* _PROBLEM DETAILS_: Repeat all of the data word for word so that only the pictures are missing from the copy.

----

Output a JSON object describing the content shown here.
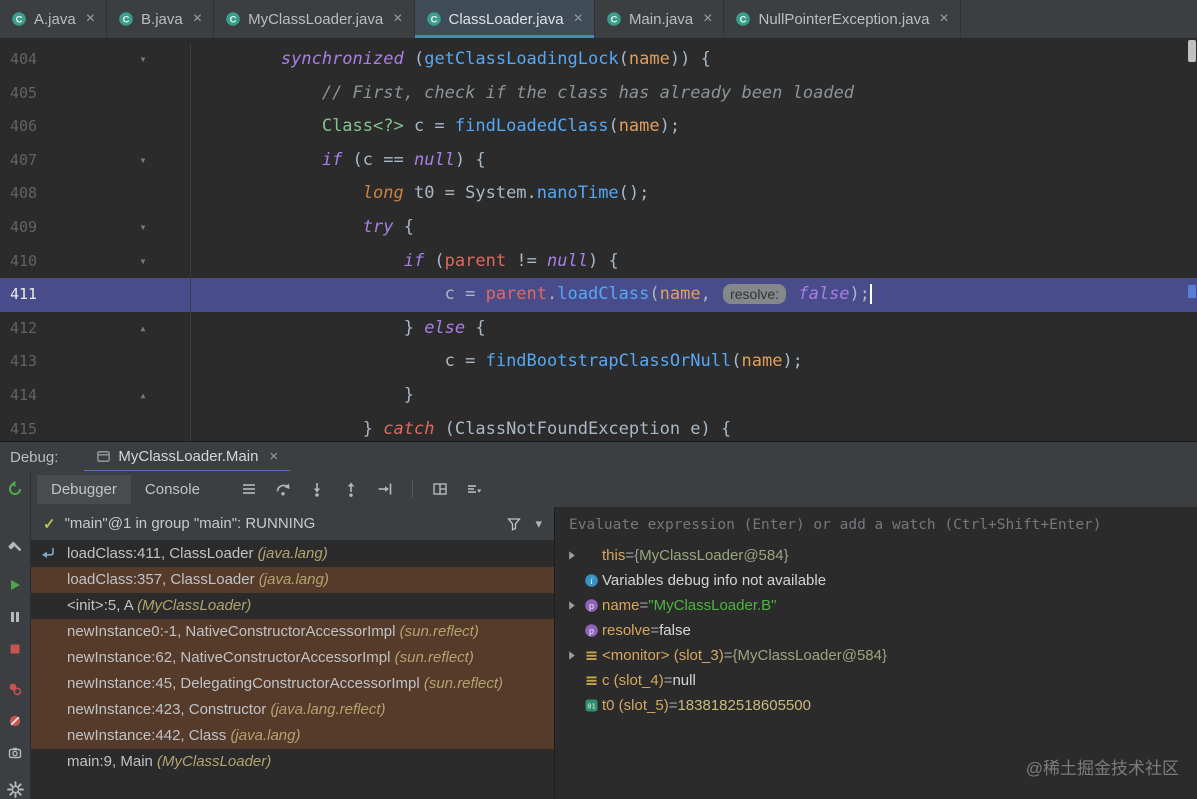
{
  "colors": {
    "accent_blue": "#4a88c7",
    "execution_line": "#484c8a",
    "library_frame_bg": "#563a2a",
    "panel_chrome": "#3c3f41",
    "editor_bg": "#2b2b2b",
    "breakpoint_red": "#c75450",
    "run_green": "#4ca54c"
  },
  "glyphs": {
    "close": "×",
    "check": "✓",
    "fold_down": "▾",
    "fold_up": "▴",
    "chevron_down": "▾",
    "eq": " = "
  },
  "editor_tabs": [
    {
      "label": "A.java",
      "active": false
    },
    {
      "label": "B.java",
      "active": false
    },
    {
      "label": "MyClassLoader.java",
      "active": false
    },
    {
      "label": "ClassLoader.java",
      "active": true
    },
    {
      "label": "Main.java",
      "active": false
    },
    {
      "label": "NullPointerException.java",
      "active": false
    }
  ],
  "editor": {
    "current_line": 411,
    "lines": [
      {
        "num": 404,
        "fold": "down",
        "tokens": [
          [
            "        ",
            "p"
          ],
          [
            "synchronized",
            "kw"
          ],
          [
            " (",
            "p"
          ],
          [
            "getClassLoadingLock",
            "m"
          ],
          [
            "(",
            "p"
          ],
          [
            "name",
            "prm"
          ],
          [
            ")) {",
            "p"
          ]
        ]
      },
      {
        "num": 405,
        "fold": "",
        "tokens": [
          [
            "            ",
            "p"
          ],
          [
            "// First, check if the class has already been loaded",
            "cm"
          ]
        ]
      },
      {
        "num": 406,
        "fold": "",
        "tokens": [
          [
            "            ",
            "p"
          ],
          [
            "Class<?> ",
            "ty"
          ],
          [
            "c = ",
            "p"
          ],
          [
            "findLoadedClass",
            "m"
          ],
          [
            "(",
            "p"
          ],
          [
            "name",
            "prm"
          ],
          [
            ");",
            "p"
          ]
        ]
      },
      {
        "num": 407,
        "fold": "down",
        "tokens": [
          [
            "            ",
            "p"
          ],
          [
            "if",
            "kw"
          ],
          [
            " (c == ",
            "p"
          ],
          [
            "null",
            "kw"
          ],
          [
            ") {",
            "p"
          ]
        ]
      },
      {
        "num": 408,
        "fold": "",
        "tokens": [
          [
            "                ",
            "p"
          ],
          [
            "long",
            "kw2"
          ],
          [
            " t0 = System.",
            "p"
          ],
          [
            "nanoTime",
            "m"
          ],
          [
            "();",
            "p"
          ]
        ]
      },
      {
        "num": 409,
        "fold": "down",
        "tokens": [
          [
            "                ",
            "p"
          ],
          [
            "try",
            "kw"
          ],
          [
            " {",
            "p"
          ]
        ]
      },
      {
        "num": 410,
        "fold": "down",
        "tokens": [
          [
            "                    ",
            "p"
          ],
          [
            "if",
            "kw"
          ],
          [
            " (",
            "p"
          ],
          [
            "parent",
            "fld"
          ],
          [
            " != ",
            "p"
          ],
          [
            "null",
            "kw"
          ],
          [
            ") {",
            "p"
          ]
        ]
      },
      {
        "num": 411,
        "fold": "",
        "tokens": [
          [
            "                        ",
            "p"
          ],
          [
            "c = ",
            "p"
          ],
          [
            "parent",
            "fld"
          ],
          [
            ".",
            "p"
          ],
          [
            "loadClass",
            "m"
          ],
          [
            "(",
            "p"
          ],
          [
            "name",
            "prm"
          ],
          [
            ", ",
            "p"
          ],
          [
            "resolve:",
            "hint"
          ],
          [
            " ",
            "p"
          ],
          [
            "false",
            "kw"
          ],
          [
            ");",
            "p"
          ],
          [
            "",
            "caret"
          ]
        ]
      },
      {
        "num": 412,
        "fold": "up",
        "tokens": [
          [
            "                    ",
            "p"
          ],
          [
            "} ",
            "p"
          ],
          [
            "else",
            "kw"
          ],
          [
            " {",
            "p"
          ]
        ]
      },
      {
        "num": 413,
        "fold": "",
        "tokens": [
          [
            "                        ",
            "p"
          ],
          [
            "c = ",
            "p"
          ],
          [
            "findBootstrapClassOrNull",
            "m"
          ],
          [
            "(",
            "p"
          ],
          [
            "name",
            "prm"
          ],
          [
            ");",
            "p"
          ]
        ]
      },
      {
        "num": 414,
        "fold": "up",
        "tokens": [
          [
            "                    ",
            "p"
          ],
          [
            "}",
            "p"
          ]
        ]
      },
      {
        "num": 415,
        "fold": "",
        "tokens": [
          [
            "                ",
            "p"
          ],
          [
            "} ",
            "p"
          ],
          [
            "catch",
            "kwc"
          ],
          [
            " (ClassNotFoundException e) {",
            "p"
          ]
        ]
      }
    ]
  },
  "debug_header": {
    "label": "Debug:",
    "session_tab": "MyClassLoader.Main"
  },
  "debug_tabs": [
    {
      "label": "Debugger",
      "active": true
    },
    {
      "label": "Console",
      "active": false
    }
  ],
  "debug_toolbar_icons": [
    "menu",
    "step-over",
    "step-into",
    "step-out",
    "run-to-cursor",
    "sep",
    "layout-grid",
    "view-options"
  ],
  "left_toolbar_icons": [
    "rerun",
    "build",
    "resume",
    "pause",
    "stop",
    "view-breakpoints",
    "mute-breakpoints",
    "thread-dump",
    "settings"
  ],
  "thread": {
    "status_text": "\"main\"@1 in group \"main\": RUNNING"
  },
  "frames": [
    {
      "text": "loadClass:411, ClassLoader ",
      "location": "(java.lang)",
      "library": false,
      "current": true
    },
    {
      "text": "loadClass:357, ClassLoader ",
      "location": "(java.lang)",
      "library": true,
      "current": false
    },
    {
      "text": "<init>:5, A ",
      "location": "(MyClassLoader)",
      "library": false,
      "current": false
    },
    {
      "text": "newInstance0:-1, NativeConstructorAccessorImpl ",
      "location": "(sun.reflect)",
      "library": true,
      "current": false
    },
    {
      "text": "newInstance:62, NativeConstructorAccessorImpl ",
      "location": "(sun.reflect)",
      "library": true,
      "current": false
    },
    {
      "text": "newInstance:45, DelegatingConstructorAccessorImpl ",
      "location": "(sun.reflect)",
      "library": true,
      "current": false
    },
    {
      "text": "newInstance:423, Constructor ",
      "location": "(java.lang.reflect)",
      "library": true,
      "current": false
    },
    {
      "text": "newInstance:442, Class ",
      "location": "(java.lang)",
      "library": true,
      "current": false
    },
    {
      "text": "main:9, Main ",
      "location": "(MyClassLoader)",
      "library": false,
      "current": false
    }
  ],
  "variables": {
    "evaluate_placeholder": "Evaluate expression (Enter) or add a watch (Ctrl+Shift+Enter)",
    "items": [
      {
        "kind": "var",
        "expand": true,
        "icon": "none",
        "name": "this",
        "value": "{MyClassLoader@584}",
        "vtype": "ref"
      },
      {
        "kind": "info",
        "text": "Variables debug info not available"
      },
      {
        "kind": "var",
        "expand": true,
        "icon": "param",
        "name": "name",
        "value": "\"MyClassLoader.B\"",
        "vtype": "string"
      },
      {
        "kind": "var",
        "expand": false,
        "icon": "param",
        "name": "resolve",
        "value": "false",
        "vtype": "plain"
      },
      {
        "kind": "var",
        "expand": true,
        "icon": "field",
        "name": "<monitor> (slot_3)",
        "value": "{MyClassLoader@584}",
        "vtype": "ref"
      },
      {
        "kind": "var",
        "expand": false,
        "icon": "field",
        "name": "c (slot_4)",
        "value": "null",
        "vtype": "plain"
      },
      {
        "kind": "var",
        "expand": false,
        "icon": "primitive",
        "name": "t0 (slot_5)",
        "value": "1838182518605500",
        "vtype": "number"
      }
    ]
  },
  "watermark": "@稀土掘金技术社区"
}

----

* _REPLY TO THE TASK_:
Output a JSON object describing the content shown here.
{
  "colors": {
    "accent_blue": "#4a88c7",
    "execution_line": "#484c8a",
    "library_frame_bg": "#563a2a",
    "panel_chrome": "#3c3f41",
    "editor_bg": "#2b2b2b",
    "breakpoint_red": "#c75450",
    "run_green": "#4ca54c"
  },
  "glyphs": {
    "close": "×",
    "check": "✓",
    "fold_down": "▾",
    "fold_up": "▴",
    "chevron_down": "▾",
    "eq": " = "
  },
  "editor_tabs": [
    {
      "label": "A.java",
      "active": false
    },
    {
      "label": "B.java",
      "active": false
    },
    {
      "label": "MyClassLoader.java",
      "active": false
    },
    {
      "label": "ClassLoader.java",
      "active": true
    },
    {
      "label": "Main.java",
      "active": false
    },
    {
      "label": "NullPointerException.java",
      "active": false
    }
  ],
  "editor": {
    "current_line": 411,
    "lines": [
      {
        "num": 404,
        "fold": "down",
        "tokens": [
          [
            "        ",
            "p"
          ],
          [
            "synchronized",
            "kw"
          ],
          [
            " (",
            "p"
          ],
          [
            "getClassLoadingLock",
            "m"
          ],
          [
            "(",
            "p"
          ],
          [
            "name",
            "prm"
          ],
          [
            ")) {",
            "p"
          ]
        ]
      },
      {
        "num": 405,
        "fold": "",
        "tokens": [
          [
            "            ",
            "p"
          ],
          [
            "// First, check if the class has already been loaded",
            "cm"
          ]
        ]
      },
      {
        "num": 406,
        "fold": "",
        "tokens": [
          [
            "            ",
            "p"
          ],
          [
            "Class<?> ",
            "ty"
          ],
          [
            "c = ",
            "p"
          ],
          [
            "findLoadedClass",
            "m"
          ],
          [
            "(",
            "p"
          ],
          [
            "name",
            "prm"
          ],
          [
            ");",
            "p"
          ]
        ]
      },
      {
        "num": 407,
        "fold": "down",
        "tokens": [
          [
            "            ",
            "p"
          ],
          [
            "if",
            "kw"
          ],
          [
            " (c == ",
            "p"
          ],
          [
            "null",
            "kw"
          ],
          [
            ") {",
            "p"
          ]
        ]
      },
      {
        "num": 408,
        "fold": "",
        "tokens": [
          [
            "                ",
            "p"
          ],
          [
            "long",
            "kw2"
          ],
          [
            " t0 = System.",
            "p"
          ],
          [
            "nanoTime",
            "m"
          ],
          [
            "();",
            "p"
          ]
        ]
      },
      {
        "num": 409,
        "fold": "down",
        "tokens": [
          [
            "                ",
            "p"
          ],
          [
            "try",
            "kw"
          ],
          [
            " {",
            "p"
          ]
        ]
      },
      {
        "num": 410,
        "fold": "down",
        "tokens": [
          [
            "                    ",
            "p"
          ],
          [
            "if",
            "kw"
          ],
          [
            " (",
            "p"
          ],
          [
            "parent",
            "fld"
          ],
          [
            " != ",
            "p"
          ],
          [
            "null",
            "kw"
          ],
          [
            ") {",
            "p"
          ]
        ]
      },
      {
        "num": 411,
        "fold": "",
        "tokens": [
          [
            "                        ",
            "p"
          ],
          [
            "c = ",
            "p"
          ],
          [
            "parent",
            "fld"
          ],
          [
            ".",
            "p"
          ],
          [
            "loadClass",
            "m"
          ],
          [
            "(",
            "p"
          ],
          [
            "name",
            "prm"
          ],
          [
            ", ",
            "p"
          ],
          [
            "resolve:",
            "hint"
          ],
          [
            " ",
            "p"
          ],
          [
            "false",
            "kw"
          ],
          [
            ");",
            "p"
          ],
          [
            "",
            "caret"
          ]
        ]
      },
      {
        "num": 412,
        "fold": "up",
        "tokens": [
          [
            "                    ",
            "p"
          ],
          [
            "} ",
            "p"
          ],
          [
            "else",
            "kw"
          ],
          [
            " {",
            "p"
          ]
        ]
      },
      {
        "num": 413,
        "fold": "",
        "tokens": [
          [
            "                        ",
            "p"
          ],
          [
            "c = ",
            "p"
          ],
          [
            "findBootstrapClassOrNull",
            "m"
          ],
          [
            "(",
            "p"
          ],
          [
            "name",
            "prm"
          ],
          [
            ");",
            "p"
          ]
        ]
      },
      {
        "num": 414,
        "fold": "up",
        "tokens": [
          [
            "                    ",
            "p"
          ],
          [
            "}",
            "p"
          ]
        ]
      },
      {
        "num": 415,
        "fold": "",
        "tokens": [
          [
            "                ",
            "p"
          ],
          [
            "} ",
            "p"
          ],
          [
            "catch",
            "kwc"
          ],
          [
            " (ClassNotFoundException e) {",
            "p"
          ]
        ]
      }
    ]
  },
  "debug_header": {
    "label": "Debug:",
    "session_tab": "MyClassLoader.Main"
  },
  "debug_tabs": [
    {
      "label": "Debugger",
      "active": true
    },
    {
      "label": "Console",
      "active": false
    }
  ],
  "debug_toolbar_icons": [
    "menu",
    "step-over",
    "step-into",
    "step-out",
    "run-to-cursor",
    "sep",
    "layout-grid",
    "view-options"
  ],
  "left_toolbar_icons": [
    "rerun",
    "build",
    "resume",
    "pause",
    "stop",
    "view-breakpoints",
    "mute-breakpoints",
    "thread-dump",
    "settings"
  ],
  "thread": {
    "status_text": "\"main\"@1 in group \"main\": RUNNING"
  },
  "frames": [
    {
      "text": "loadClass:411, ClassLoader ",
      "location": "(java.lang)",
      "library": false,
      "current": true
    },
    {
      "text": "loadClass:357, ClassLoader ",
      "location": "(java.lang)",
      "library": true,
      "current": false
    },
    {
      "text": "<init>:5, A ",
      "location": "(MyClassLoader)",
      "library": false,
      "current": false
    },
    {
      "text": "newInstance0:-1, NativeConstructorAccessorImpl ",
      "location": "(sun.reflect)",
      "library": true,
      "current": false
    },
    {
      "text": "newInstance:62, NativeConstructorAccessorImpl ",
      "location": "(sun.reflect)",
      "library": true,
      "current": false
    },
    {
      "text": "newInstance:45, DelegatingConstructorAccessorImpl ",
      "location": "(sun.reflect)",
      "library": true,
      "current": false
    },
    {
      "text": "newInstance:423, Constructor ",
      "location": "(java.lang.reflect)",
      "library": true,
      "current": false
    },
    {
      "text": "newInstance:442, Class ",
      "location": "(java.lang)",
      "library": true,
      "current": false
    },
    {
      "text": "main:9, Main ",
      "location": "(MyClassLoader)",
      "library": false,
      "current": false
    }
  ],
  "variables": {
    "evaluate_placeholder": "Evaluate expression (Enter) or add a watch (Ctrl+Shift+Enter)",
    "items": [
      {
        "kind": "var",
        "expand": true,
        "icon": "none",
        "name": "this",
        "value": "{MyClassLoader@584}",
        "vtype": "ref"
      },
      {
        "kind": "info",
        "text": "Variables debug info not available"
      },
      {
        "kind": "var",
        "expand": true,
        "icon": "param",
        "name": "name",
        "value": "\"MyClassLoader.B\"",
        "vtype": "string"
      },
      {
        "kind": "var",
        "expand": false,
        "icon": "param",
        "name": "resolve",
        "value": "false",
        "vtype": "plain"
      },
      {
        "kind": "var",
        "expand": true,
        "icon": "field",
        "name": "<monitor> (slot_3)",
        "value": "{MyClassLoader@584}",
        "vtype": "ref"
      },
      {
        "kind": "var",
        "expand": false,
        "icon": "field",
        "name": "c (slot_4)",
        "value": "null",
        "vtype": "plain"
      },
      {
        "kind": "var",
        "expand": false,
        "icon": "primitive",
        "name": "t0 (slot_5)",
        "value": "1838182518605500",
        "vtype": "number"
      }
    ]
  },
  "watermark": "@稀土掘金技术社区"
}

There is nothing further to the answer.